What is the Lottery?


Lottery is a form of gambling in which numbers are drawn at random for a prize. Prizes can be cash, goods, services, or land. The practice of drawing lots to distribute property or slaves is ancient, with examples in the Old Testament and the Roman Empire. In modern times, state-sponsored lotteries are a major source of funds for public works and charitable projects, but they are also widely criticized. Critics argue that lotteries promote addictive gambling behavior, are a significant regressive tax on lower-income people, and lead to other social problems. In addition, they are said to divert money from public programs that need it more. In response, lotteries are constantly expanding their product lines and engaging in aggressive promotional efforts.

Lotteries are popular because people like to gamble. In some cases, they are just seeking the elusive dream of winning big. However, there is much more to it than that, as evidenced by the huge amounts of money spent on lottery tickets every year. Some of the critics claim that the state should not be in the business of encouraging gambling. Other problems associated with the lottery are that it is a form of hidden tax, and that there is a conflict between the government’s desire to increase revenues and its duty to protect the public welfare.

In the early years of state-sponsored lotteries, revenues usually expand rapidly, but eventually reach a plateau or even decline. This leads to a vicious cycle, as the state tries to maintain or increase revenues by introducing new games and increasing advertising expenditures. In many states, lottery play is dominated by convenience store owners (who usually serve as the main vendors), lottery suppliers (heavy contributions from those suppliers to state political campaigns are regularly reported), teachers (in states in which revenues are earmarked for education), and other groups with an interest in the games.

There are also racial and socio-economic patterns in lottery play. Men tend to play more than women; blacks and Hispanics play more than whites; and young people and the elderly tend to play less than middle-aged people. In addition, lotto plays tend to be higher in middle-income neighborhoods and lower in poorer areas.

In colonial America, lotteries played a major role in funding private and public ventures, including the construction of churches, schools, roads, canals, and wharves. Benjamin Franklin sponsored a lottery to raise money for cannons to defend Philadelphia from the British, and George Washington organized one to fund his expedition against Canada.

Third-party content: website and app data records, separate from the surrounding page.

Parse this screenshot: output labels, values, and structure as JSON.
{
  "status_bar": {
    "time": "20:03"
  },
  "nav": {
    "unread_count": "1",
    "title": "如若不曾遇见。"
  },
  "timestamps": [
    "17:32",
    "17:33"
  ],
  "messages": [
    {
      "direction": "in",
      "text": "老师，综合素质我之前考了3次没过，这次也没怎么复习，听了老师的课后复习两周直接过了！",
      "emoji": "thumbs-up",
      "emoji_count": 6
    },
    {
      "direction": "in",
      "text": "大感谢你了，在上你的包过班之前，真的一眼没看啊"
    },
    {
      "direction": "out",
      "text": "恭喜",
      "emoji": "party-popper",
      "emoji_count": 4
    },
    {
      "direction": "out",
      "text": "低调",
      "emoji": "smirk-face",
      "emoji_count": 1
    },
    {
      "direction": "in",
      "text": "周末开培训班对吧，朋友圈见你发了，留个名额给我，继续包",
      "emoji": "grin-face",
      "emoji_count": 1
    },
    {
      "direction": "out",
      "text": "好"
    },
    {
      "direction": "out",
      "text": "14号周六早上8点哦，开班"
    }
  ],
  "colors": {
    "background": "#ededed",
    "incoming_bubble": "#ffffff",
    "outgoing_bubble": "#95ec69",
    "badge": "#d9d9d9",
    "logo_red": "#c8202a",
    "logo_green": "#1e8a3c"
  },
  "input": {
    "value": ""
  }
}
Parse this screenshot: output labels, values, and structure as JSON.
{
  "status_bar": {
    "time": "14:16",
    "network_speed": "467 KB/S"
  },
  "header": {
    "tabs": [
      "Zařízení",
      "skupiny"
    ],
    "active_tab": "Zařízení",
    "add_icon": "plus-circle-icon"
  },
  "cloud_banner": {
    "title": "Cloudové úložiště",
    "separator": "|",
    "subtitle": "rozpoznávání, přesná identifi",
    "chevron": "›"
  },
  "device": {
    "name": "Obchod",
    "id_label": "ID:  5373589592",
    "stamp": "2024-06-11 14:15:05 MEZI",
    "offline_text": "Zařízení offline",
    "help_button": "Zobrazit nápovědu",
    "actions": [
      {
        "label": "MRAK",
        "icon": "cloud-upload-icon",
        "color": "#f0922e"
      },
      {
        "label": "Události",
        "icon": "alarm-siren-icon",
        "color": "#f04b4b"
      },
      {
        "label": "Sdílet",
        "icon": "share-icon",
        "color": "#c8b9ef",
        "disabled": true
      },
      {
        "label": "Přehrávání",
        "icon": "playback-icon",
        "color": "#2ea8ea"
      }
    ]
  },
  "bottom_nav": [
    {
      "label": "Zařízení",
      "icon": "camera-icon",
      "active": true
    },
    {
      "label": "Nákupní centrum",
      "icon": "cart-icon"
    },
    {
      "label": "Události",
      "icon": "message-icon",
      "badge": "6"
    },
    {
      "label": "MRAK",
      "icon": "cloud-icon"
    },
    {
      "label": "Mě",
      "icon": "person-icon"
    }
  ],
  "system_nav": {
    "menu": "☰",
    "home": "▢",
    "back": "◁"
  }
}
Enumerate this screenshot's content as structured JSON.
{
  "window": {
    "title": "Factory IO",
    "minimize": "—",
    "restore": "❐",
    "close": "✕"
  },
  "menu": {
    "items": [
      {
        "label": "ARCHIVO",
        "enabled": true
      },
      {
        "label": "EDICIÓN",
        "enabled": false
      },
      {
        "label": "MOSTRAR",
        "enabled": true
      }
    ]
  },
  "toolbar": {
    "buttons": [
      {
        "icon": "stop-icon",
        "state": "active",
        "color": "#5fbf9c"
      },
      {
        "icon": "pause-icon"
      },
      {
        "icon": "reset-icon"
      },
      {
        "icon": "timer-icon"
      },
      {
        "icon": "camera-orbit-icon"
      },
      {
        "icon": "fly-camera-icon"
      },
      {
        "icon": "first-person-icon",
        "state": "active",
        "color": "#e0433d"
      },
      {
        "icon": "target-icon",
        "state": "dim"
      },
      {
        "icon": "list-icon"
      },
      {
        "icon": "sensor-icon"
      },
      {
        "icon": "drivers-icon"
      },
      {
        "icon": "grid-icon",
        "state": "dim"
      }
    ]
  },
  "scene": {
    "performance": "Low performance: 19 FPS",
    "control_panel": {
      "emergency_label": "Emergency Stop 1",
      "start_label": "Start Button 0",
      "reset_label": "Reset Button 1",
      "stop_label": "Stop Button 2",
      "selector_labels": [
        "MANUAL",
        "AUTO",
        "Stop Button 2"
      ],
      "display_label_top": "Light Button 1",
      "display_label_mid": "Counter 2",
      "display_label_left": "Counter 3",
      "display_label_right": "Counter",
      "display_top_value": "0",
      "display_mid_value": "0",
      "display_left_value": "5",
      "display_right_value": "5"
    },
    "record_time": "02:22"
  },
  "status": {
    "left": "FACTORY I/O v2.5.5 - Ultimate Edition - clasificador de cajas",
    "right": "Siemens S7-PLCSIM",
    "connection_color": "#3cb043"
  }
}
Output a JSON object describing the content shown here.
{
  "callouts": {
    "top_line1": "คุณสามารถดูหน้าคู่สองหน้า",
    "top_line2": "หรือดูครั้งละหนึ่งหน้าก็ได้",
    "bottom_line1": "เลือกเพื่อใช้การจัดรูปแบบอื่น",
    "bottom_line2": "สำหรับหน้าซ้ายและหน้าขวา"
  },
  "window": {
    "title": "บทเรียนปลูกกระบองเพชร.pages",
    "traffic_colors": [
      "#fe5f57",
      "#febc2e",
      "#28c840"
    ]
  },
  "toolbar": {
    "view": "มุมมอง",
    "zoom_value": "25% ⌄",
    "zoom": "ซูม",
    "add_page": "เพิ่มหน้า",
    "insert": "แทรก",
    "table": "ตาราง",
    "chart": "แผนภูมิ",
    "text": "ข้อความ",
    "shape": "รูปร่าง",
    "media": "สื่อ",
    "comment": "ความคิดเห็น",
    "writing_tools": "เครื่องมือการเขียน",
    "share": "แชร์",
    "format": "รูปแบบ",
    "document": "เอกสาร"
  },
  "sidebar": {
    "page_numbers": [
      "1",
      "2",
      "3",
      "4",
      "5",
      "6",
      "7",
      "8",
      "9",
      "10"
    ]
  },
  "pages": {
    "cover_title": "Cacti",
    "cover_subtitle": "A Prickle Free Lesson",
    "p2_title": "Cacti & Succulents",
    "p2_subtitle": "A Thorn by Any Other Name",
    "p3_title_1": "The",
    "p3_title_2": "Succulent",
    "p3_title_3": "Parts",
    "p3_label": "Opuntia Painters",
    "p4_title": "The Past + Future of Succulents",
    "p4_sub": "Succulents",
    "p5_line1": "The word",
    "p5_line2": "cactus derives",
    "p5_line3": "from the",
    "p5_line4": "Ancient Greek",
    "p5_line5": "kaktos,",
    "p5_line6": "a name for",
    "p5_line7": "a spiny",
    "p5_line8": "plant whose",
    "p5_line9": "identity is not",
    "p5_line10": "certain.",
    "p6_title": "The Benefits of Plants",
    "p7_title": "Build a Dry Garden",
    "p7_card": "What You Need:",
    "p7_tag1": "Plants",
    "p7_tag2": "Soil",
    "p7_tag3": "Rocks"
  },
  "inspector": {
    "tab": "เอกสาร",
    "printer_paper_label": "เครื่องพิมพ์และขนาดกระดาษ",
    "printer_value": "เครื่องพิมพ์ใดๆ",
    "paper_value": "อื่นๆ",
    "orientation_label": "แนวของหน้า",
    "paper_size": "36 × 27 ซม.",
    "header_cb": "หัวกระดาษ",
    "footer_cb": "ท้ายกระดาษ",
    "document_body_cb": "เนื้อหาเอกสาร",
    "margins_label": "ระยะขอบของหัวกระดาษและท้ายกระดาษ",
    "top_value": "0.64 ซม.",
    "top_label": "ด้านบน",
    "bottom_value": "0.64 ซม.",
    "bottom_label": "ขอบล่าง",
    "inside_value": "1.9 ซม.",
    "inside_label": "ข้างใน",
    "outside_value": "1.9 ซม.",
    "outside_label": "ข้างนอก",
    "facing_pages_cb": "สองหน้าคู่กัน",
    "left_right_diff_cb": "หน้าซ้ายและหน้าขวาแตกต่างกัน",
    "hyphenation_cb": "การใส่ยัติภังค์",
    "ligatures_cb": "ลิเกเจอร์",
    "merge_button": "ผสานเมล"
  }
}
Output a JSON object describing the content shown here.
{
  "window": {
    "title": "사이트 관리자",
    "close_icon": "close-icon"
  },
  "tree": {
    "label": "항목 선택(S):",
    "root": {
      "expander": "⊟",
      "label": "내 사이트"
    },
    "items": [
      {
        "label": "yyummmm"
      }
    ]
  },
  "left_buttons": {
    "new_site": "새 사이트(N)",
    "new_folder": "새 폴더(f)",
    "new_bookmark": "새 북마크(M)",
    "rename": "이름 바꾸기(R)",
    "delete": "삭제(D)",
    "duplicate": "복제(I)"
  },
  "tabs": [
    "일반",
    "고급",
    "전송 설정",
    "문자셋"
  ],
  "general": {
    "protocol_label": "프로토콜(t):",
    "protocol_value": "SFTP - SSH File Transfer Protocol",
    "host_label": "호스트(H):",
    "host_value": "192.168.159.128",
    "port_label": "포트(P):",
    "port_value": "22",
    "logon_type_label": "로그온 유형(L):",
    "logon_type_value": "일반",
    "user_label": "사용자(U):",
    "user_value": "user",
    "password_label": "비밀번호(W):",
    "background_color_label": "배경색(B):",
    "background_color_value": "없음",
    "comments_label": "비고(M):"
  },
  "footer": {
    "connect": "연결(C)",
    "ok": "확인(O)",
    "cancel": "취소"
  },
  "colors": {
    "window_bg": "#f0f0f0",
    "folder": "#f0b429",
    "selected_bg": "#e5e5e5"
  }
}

However, in the long run these lotteries did not provide the needed financial support for the American colonies. The failure of these lotteries strengthened the arguments of those who opposed them.